Interactions with colleagues across disciplines have enriched my understanding of population register systems' societal impact. Notably, discussions on administrative obstructionism and exclusionary policies, such as those presented in Wendy Hunter's article on denationalisation in the Dominican Republic, have been insightful.

I've also recognized technology's dual role in modernising population registers, providing efficiency but also posing risks. Practical cases, like Cameroon's voter registration issues with inaccurate facial recognition technology, highlight these challenges.

My experience at Wits University illuminated key ethical and human rights concerns, like access to services and personal data protection. The need for students and staff to provide personal and biometric data to access facilities, without comprehensive disclosure about potential third-party sharing, raises privacy concerns. This underscores the importance of transparency and accountability in the era of digital data collection.

  • What are you hoping to achieve by the end of this 1-year fellowship? Are there specific research outputs that you will produce through this fellowship? Can you brief us on your expected research outputs and where you see your work fitting into the broader research and praxis at the intersection of population registers, ethics and human rights?

My objective is to use this experience to contribute to the exchange of experiences between academia, civil society, public, and private entities in the majority world in identity projects that pragmatically pursue the enhancement of people's rights. I hope that my research findings can help to the advancement of voices that are dedicated to proposing recommendations for policymakers to achieve human rights grounded public policies that effectively encourage population registration under the axiom of leaving no one behind. 

By comparing birth registration policies in Brazil, Mozambique, South Africa, and Uganda, my study aims to identify potential factors contributing to the effectiveness or ineffectiveness of these policies, as well as ethical and human rights implications, and to inform policy making in these countries and beyond.

The fellowship has been such a transformative journey so far. It has provided me with the opportunity to learn from a diverse group of experts, collaborate with them, and collectively work towards understanding and addressing some of the most pressing issues in the field of population, ethics, and human rights. I am excited to continue drawing on interdisciplinary perspectives that can help us navigate these complexities, and ensure that modernization aligns with ethical and human rights principles, and does not leave anyone behind. I look forward to the learning and growth that the remaining duration of the fellowship promises.

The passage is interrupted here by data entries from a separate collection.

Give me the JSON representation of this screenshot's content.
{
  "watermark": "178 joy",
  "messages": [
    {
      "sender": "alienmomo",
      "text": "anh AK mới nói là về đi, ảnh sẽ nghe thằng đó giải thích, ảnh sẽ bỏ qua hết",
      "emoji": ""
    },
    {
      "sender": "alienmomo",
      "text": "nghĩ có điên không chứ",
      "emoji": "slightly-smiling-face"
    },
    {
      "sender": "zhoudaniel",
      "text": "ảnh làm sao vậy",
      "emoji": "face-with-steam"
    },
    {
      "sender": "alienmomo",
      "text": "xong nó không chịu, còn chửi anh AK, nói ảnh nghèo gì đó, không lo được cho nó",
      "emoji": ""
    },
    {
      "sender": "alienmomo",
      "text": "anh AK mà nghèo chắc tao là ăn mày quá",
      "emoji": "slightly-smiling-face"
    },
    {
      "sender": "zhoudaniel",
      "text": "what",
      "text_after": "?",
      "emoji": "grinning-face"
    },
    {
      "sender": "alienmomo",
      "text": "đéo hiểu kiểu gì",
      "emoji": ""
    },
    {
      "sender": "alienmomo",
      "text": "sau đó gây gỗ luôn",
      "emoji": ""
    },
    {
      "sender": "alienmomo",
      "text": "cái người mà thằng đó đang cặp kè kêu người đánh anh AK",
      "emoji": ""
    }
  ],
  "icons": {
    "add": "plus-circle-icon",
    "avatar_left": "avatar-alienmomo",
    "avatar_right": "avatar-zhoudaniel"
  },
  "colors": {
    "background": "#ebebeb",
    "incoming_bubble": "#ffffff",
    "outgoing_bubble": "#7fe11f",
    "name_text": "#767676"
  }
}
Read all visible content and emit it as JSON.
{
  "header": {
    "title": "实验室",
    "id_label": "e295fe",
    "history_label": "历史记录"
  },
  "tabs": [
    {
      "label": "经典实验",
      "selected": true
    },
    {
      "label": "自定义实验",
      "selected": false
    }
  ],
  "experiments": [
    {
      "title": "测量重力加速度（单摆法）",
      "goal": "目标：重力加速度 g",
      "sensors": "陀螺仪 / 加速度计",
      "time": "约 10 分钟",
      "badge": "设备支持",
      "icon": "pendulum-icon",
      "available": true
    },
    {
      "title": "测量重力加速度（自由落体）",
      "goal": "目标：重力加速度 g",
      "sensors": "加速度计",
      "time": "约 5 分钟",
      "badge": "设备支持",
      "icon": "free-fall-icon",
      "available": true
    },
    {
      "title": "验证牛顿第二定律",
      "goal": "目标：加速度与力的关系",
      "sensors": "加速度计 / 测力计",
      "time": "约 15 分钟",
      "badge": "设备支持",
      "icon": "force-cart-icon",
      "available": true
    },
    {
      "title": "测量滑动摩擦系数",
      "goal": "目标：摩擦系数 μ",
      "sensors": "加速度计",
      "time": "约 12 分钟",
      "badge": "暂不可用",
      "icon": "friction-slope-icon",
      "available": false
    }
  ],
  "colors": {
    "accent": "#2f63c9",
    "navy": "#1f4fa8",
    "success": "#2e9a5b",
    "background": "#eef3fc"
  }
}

  • Would you like to share a fun fact about yourself or your time so far as an IUSSP Population Ethics, Human Rights Fellow?

I recently discovered profound meanings of the isiZulu words "Sawubona" and "Ubuntu" and it has truly revitalised my approach to collaborative work in population register systems. "Sawubona", which translates to "I see you", reminds me of the significance of acknowledging every individual. In population register systems, this translates to the commitment to accurately represent and include every person, recognizing their unique experiences and identities.

The concept of "Ubuntu", on the other hand, meaning "I am because we are", reinforces the importance of community and interconnectedness. It underlines the realisation that our work isn't isolated but linked with numerous other individuals and communities. Through the lens of Ubuntu, our task becomes a collective endeavour where every data point is not just a statistic, but a story, a part of the collective human tapestry. This perspective has brought a deeper level of empathy and connection to my work, reminding me that we are all part of a larger whole, each contributing in our own unique way.

These two concepts have thus instilled a more humane, compassionate perspective into my work, guiding me towards a more inclusive and meaningful practice in population register systems.